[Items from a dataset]
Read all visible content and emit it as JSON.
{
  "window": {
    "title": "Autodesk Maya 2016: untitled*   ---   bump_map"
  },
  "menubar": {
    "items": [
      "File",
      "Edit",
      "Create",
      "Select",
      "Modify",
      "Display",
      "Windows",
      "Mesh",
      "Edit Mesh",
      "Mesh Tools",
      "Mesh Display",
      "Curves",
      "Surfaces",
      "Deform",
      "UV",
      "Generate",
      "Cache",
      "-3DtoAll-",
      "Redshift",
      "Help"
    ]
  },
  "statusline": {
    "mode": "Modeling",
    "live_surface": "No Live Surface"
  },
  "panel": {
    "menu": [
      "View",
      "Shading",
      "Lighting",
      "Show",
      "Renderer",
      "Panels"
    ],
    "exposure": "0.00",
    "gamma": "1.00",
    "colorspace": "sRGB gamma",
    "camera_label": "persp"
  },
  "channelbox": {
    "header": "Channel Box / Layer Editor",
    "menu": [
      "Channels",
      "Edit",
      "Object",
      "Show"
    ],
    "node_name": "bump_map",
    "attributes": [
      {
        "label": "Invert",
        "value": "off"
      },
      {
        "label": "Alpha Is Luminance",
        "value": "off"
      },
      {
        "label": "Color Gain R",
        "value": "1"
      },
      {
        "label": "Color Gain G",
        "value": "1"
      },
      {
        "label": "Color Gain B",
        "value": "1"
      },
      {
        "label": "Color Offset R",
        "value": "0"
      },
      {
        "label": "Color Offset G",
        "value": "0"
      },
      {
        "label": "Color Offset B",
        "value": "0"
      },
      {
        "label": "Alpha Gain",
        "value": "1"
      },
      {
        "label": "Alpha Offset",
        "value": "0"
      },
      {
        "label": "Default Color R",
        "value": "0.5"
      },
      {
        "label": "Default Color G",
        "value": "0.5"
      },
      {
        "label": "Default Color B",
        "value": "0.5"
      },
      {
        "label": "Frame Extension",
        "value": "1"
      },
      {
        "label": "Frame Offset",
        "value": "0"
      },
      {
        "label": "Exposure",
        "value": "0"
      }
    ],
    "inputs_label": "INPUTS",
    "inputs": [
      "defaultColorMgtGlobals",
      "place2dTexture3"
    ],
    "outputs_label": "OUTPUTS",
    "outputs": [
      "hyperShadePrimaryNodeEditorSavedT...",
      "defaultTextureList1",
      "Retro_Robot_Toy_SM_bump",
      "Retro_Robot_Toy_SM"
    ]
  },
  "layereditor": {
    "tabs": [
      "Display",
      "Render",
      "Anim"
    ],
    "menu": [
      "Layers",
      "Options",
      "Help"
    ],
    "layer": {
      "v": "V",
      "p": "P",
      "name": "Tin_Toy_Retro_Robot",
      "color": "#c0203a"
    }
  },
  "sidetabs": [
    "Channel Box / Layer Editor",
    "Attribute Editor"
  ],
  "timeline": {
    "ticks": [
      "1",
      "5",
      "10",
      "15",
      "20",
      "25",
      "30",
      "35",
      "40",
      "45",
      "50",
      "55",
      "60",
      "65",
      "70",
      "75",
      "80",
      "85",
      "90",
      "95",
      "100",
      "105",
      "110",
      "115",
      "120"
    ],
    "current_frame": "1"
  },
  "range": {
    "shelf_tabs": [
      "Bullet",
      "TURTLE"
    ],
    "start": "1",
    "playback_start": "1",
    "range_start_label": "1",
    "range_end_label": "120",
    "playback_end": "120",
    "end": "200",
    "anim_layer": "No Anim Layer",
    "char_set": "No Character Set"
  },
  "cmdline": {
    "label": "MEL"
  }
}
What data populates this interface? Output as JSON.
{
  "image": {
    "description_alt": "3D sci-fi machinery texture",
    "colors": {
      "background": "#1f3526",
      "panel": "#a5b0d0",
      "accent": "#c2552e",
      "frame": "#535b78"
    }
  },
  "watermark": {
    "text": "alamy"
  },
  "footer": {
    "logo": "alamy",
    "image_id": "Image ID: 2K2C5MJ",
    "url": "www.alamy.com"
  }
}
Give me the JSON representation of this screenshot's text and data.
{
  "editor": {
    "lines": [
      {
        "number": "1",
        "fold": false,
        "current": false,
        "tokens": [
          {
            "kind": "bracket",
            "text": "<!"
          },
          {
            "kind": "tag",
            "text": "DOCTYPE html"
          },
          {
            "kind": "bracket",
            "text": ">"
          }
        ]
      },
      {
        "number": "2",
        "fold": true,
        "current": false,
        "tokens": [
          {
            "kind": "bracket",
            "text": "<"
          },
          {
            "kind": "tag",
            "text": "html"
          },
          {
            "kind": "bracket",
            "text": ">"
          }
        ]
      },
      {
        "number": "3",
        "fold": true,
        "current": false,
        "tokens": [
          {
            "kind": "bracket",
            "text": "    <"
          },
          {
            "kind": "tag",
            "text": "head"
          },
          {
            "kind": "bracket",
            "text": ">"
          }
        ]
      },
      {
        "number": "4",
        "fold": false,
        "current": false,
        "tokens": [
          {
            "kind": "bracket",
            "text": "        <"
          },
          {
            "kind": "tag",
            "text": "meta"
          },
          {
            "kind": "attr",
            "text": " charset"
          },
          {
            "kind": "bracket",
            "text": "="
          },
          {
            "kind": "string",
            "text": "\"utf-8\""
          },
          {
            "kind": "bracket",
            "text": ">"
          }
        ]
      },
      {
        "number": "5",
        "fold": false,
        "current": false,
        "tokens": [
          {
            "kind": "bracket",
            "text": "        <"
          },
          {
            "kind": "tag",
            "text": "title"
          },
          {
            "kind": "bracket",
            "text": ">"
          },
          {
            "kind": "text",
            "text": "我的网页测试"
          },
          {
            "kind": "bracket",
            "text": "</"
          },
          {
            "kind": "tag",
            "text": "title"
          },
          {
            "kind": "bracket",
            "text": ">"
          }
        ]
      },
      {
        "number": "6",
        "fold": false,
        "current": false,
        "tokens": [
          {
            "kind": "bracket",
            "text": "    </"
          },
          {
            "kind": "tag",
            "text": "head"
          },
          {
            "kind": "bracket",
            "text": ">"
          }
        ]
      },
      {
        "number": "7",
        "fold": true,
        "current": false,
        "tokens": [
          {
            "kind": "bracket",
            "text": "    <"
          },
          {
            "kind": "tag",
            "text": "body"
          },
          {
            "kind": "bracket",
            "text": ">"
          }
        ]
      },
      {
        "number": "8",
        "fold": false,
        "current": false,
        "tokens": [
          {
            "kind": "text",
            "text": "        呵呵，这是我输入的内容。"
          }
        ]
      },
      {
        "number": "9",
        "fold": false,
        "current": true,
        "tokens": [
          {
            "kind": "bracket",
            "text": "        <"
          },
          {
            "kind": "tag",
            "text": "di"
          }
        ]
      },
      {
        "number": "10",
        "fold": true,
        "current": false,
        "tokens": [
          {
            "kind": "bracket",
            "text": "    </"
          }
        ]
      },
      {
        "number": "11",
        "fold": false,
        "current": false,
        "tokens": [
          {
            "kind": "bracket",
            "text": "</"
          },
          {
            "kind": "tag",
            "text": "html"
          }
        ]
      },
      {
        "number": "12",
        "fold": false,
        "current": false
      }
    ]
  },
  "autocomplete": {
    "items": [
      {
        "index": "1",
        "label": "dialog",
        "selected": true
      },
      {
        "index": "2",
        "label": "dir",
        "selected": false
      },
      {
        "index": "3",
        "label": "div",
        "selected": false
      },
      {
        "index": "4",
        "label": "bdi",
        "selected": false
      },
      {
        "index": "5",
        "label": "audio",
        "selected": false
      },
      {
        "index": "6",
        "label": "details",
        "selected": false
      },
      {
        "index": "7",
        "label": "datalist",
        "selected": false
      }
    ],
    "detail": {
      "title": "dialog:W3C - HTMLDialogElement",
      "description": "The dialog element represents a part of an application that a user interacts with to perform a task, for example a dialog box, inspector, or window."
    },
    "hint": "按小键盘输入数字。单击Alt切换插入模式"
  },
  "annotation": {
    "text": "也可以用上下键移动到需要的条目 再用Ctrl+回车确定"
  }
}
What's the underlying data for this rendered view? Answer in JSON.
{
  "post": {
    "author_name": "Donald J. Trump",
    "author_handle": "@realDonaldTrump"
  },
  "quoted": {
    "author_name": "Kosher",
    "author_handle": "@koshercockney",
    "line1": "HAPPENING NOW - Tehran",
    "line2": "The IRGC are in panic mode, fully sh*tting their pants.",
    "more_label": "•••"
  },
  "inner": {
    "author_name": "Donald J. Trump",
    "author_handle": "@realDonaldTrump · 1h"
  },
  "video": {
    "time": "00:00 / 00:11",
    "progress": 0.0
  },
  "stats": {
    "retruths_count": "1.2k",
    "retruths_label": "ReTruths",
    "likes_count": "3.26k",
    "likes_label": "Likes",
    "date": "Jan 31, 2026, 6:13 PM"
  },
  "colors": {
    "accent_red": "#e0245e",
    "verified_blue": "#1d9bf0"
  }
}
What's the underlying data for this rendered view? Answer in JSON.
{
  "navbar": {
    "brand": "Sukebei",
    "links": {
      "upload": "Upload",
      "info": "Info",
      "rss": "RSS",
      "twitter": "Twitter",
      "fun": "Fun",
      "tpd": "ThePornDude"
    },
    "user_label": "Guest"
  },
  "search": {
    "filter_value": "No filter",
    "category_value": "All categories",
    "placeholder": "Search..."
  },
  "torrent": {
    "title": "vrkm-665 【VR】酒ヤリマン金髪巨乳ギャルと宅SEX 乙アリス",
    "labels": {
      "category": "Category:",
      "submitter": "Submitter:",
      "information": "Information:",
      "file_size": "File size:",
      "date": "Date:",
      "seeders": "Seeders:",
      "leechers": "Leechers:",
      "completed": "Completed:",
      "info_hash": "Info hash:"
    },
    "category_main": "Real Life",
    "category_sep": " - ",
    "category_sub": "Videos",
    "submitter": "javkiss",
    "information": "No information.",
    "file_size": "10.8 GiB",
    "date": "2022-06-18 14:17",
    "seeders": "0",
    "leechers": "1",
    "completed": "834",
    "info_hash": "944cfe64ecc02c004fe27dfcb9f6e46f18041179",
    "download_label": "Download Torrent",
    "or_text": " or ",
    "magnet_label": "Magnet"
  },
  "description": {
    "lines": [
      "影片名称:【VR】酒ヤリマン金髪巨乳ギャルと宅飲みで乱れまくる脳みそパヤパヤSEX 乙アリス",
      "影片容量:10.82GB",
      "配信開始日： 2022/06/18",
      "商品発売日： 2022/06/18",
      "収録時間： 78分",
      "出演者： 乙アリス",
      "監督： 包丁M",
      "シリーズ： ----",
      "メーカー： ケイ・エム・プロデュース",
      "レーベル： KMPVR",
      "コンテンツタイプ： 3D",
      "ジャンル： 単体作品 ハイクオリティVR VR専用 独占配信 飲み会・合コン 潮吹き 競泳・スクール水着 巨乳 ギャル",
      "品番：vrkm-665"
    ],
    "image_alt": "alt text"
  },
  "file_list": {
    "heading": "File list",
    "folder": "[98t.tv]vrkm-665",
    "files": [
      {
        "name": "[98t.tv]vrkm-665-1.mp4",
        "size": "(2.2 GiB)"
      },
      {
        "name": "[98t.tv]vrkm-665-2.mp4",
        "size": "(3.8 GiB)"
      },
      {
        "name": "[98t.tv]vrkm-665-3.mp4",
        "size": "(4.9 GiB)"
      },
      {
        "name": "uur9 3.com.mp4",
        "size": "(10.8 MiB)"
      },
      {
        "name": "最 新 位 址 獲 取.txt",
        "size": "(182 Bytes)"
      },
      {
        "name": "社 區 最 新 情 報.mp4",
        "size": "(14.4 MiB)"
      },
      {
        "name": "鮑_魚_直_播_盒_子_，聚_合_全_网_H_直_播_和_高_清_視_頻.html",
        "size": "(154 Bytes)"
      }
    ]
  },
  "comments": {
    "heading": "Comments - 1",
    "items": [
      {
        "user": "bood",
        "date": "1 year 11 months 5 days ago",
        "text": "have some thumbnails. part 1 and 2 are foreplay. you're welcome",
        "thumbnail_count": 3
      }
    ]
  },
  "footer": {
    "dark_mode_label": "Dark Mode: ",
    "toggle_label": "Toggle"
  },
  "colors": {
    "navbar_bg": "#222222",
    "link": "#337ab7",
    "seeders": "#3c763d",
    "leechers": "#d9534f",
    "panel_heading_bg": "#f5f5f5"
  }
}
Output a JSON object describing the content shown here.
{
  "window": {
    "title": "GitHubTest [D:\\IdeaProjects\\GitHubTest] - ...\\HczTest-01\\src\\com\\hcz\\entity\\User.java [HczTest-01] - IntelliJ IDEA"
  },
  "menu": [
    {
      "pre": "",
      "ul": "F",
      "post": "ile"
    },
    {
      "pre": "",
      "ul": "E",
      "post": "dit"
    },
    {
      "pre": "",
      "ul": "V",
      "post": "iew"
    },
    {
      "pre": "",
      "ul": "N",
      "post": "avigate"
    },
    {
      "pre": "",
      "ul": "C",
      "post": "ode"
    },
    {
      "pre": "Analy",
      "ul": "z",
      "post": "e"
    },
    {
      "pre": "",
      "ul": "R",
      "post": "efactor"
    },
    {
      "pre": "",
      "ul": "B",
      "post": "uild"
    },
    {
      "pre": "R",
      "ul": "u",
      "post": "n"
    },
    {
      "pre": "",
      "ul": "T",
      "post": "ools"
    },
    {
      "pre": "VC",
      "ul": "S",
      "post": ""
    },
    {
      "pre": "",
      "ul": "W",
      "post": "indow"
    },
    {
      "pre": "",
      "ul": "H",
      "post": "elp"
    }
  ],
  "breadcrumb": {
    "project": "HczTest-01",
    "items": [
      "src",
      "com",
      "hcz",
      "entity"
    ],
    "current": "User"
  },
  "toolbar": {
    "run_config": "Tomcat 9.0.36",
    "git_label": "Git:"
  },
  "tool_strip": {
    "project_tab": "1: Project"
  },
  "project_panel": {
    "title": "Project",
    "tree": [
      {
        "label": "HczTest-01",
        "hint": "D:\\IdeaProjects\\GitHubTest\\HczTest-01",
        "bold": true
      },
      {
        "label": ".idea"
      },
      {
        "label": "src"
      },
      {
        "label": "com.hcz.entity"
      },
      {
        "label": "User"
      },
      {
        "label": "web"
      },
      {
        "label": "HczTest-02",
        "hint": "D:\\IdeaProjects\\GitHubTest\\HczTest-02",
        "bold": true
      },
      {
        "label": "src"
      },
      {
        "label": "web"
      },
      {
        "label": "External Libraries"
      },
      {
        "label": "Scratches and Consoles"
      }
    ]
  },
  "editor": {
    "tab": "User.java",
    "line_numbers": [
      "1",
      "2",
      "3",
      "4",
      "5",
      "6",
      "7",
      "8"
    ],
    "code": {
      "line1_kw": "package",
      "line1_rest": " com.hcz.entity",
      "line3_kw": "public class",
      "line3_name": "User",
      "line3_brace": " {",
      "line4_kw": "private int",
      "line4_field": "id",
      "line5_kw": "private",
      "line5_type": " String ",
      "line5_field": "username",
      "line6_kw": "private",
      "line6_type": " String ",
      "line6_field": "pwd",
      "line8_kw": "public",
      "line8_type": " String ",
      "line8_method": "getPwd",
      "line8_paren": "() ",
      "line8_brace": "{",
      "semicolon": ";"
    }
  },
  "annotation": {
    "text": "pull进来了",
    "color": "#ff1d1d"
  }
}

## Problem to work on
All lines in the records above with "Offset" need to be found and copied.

## Solution for this task
        "label": "Color Offset R",
        "label": "Color Offset G",
        "label": "Color Offset B",
        "label": "Alpha Offset",
        "label": "Frame Offset",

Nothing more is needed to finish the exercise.